Ways Of Heaven: An Introduction To Chinese Thought


I begin to see why my wife criticizes my photography

Though not stated openly, Sterckx, for the majority of the book, sets Chinese thought as a sort of rivalry between Confucianism and Mohism. You can easily see a bias towards the former, though he is not unkind towards the latter (Legalism, however, receives only a lukewarm defense).

He takes a topic and writes about the Confucian view and then (usually) Mozi’s view, with sprinklings of Legalistic and Daoist views (Buddhism doesn’t come up in detail until 3/4 of the way through the book).

Though he talks about Chinese philosophy, he is not really writing a book about Chinese philosophy. I struggled to best explain what he is doing and I settled on calling it ‘intellectual history of the elites.’ It was fascinating read and I love that he has some a long section with additional suggested reading, but it still felt just a little thin. For a thick tome, it was strangely shallow.

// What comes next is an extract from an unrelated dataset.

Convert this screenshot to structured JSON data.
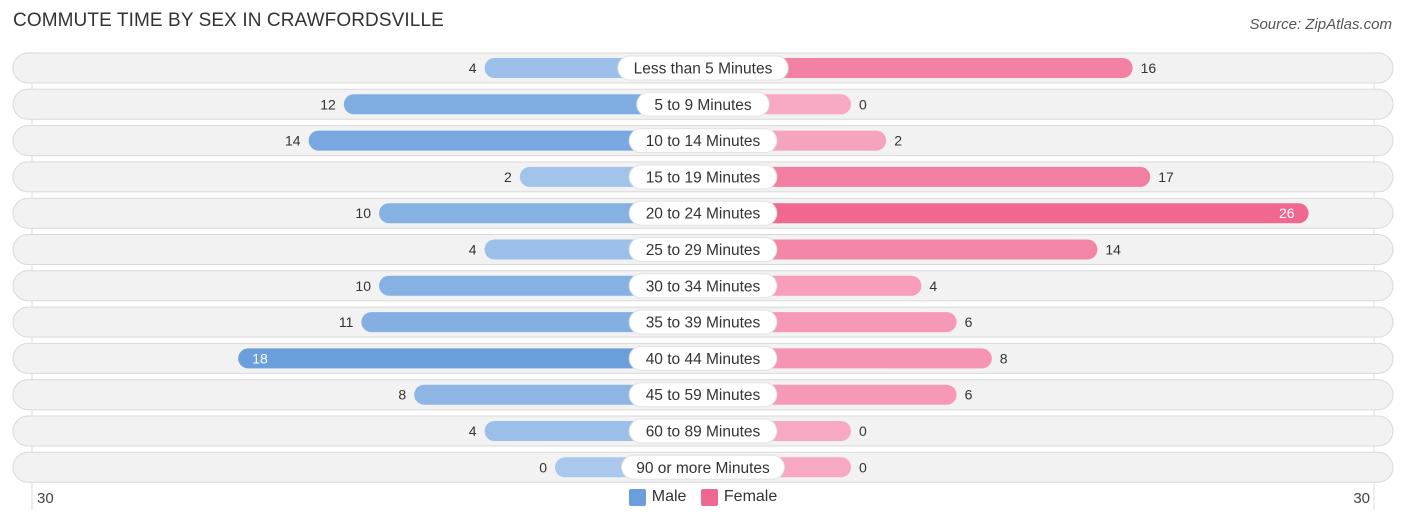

Shakespeare In Quarantine


This weekend would normally be the Shakespeare birthday celebration at the Folger. But, you know. Pandemic.

Tomorrow is his actual birthday, but it just makes me sad. I just don’t miss that celebration. And now. Ugh.

The things I miss. Museums, libraries, bookstores.

Tek Vengeance


I got back and forth on these Tek novels (inexplicable, save for my deep love of William Shatner, who didn’t actually write these novels). Today, I’m feeling generous towards the compulsive storytelling and decent chemistry between the middle aged, but still vigorous and athletic, Jake Cardigan, and his partner in the future world of private eyes, Sid Gomez.

What I am not down for is the revelation that Jake’s girlfriend (who he cheated on with her college friend in the last volume; did we forget that? because I didn’t forget that), is twenty-seven years old to his forty-nine. And they’ve been together for at least a year. Icky.

Letter Of Henry St. John, Viscount Bolingbroke, To Alexander Pope


If this was not so clear in the previous letter I read, Bolingbroke has studied his s—t. He has named dropped in such a way that it’s clear he’s read them well Bacon, Descartes, and Leibniz.

My understanding is that Pope turned to Bolingbroke for philosophical counsel when writing his great Essay on Man. But no one has ever accused that poem of having more than moderate philosophical value (but great poetic value). Neither does Pope’s friend, whose philosophy seems to be, at its heart, Baconian, mixed with a dose of anti-clericalism (though knowing what I know, I expect that Anglican ministers are exempt from his rhetorically flourishing vitriol). He gets in a jab at Leibniz (which he spells Leibnitz):

Leibnitz, one of the vainest and most chimerical men that ever got a name in philosophy, and who is often so unintelligible that no man ought to believe he understood himself…
Good stuff, eh?

Letter Of Henry St. John, First Viscount Bolingbroke, To Sir William Windham


Various causes have made me want to read eighteenth century English political philosophy and other causes have made it less easy than you might suppose.

But this letter I found, and though I would have rather been introduced to Bolingbroke by other works, beggars can’t be choosers, especially in a pandemic and facing the uncertain financial consequences thereof.

This letter is not political philosophy, except that his constant appeal to party (he was a Tory) is a useful thing to keep in mind. Party loyalty, above all, seems to be his excuse. Excuse for what? Siding with the Pretender and supporting to Scottish rebellion of 1715 against George I.

If it is not philosophy it is a fascinating, if presumably biased and unreliable, history of a period I am not well versed on. He wrote the letter in an attempt to win allies who might secure his pardon, which is why he frames his support for a so-called pretender to the crown in terms of service to the Tories. It all sounds pretty weird these days. And perhaps scary as we see one party maintain mostly blind loyalty to a mostly willfully blind and cruel leader.

Oh… and he ends the whole thing with an aside that basically comes down, you can’t trust Catholics, even good ones, because Popery will always lead them astray.

Reading ‘The Lion, The Witch, And The Wardrobe’ To My Daughter


I would call it quarantine reading but we would have done it anyways. Having finished The Hobbit, an intro to Narnia seemed the next, logical step.

Now, she did not like The Lion, The Witch, and The Wardrobe half so much as The Hobbit, but that’s fair. Lewis, as a fantasist, is not half so good as Tolkien.

But I have come to deeply appreciate Lewis, overall, in recent years, and I was glad to introduce my daughter to him. We have put Prince Caspian on hold at the library, but what I really want to read to her is The Horse and His Boy, which, as a child, I might have read even more times than Wardrobe. It is, so far as I can tell, not highly respected, but I found it to be a lovely and beautiful self contained adventure.

Happy Birthday, William Wordsworth


It’s William Wordsworth’s 250th birthday. My favorite poet and here is a link my favorite poem by him: The Recluse.

I am nearly alone in loving his longer poems, I fear, but maybe you’ll still like it.

It’s also my father’s birthday. He is considerably younger.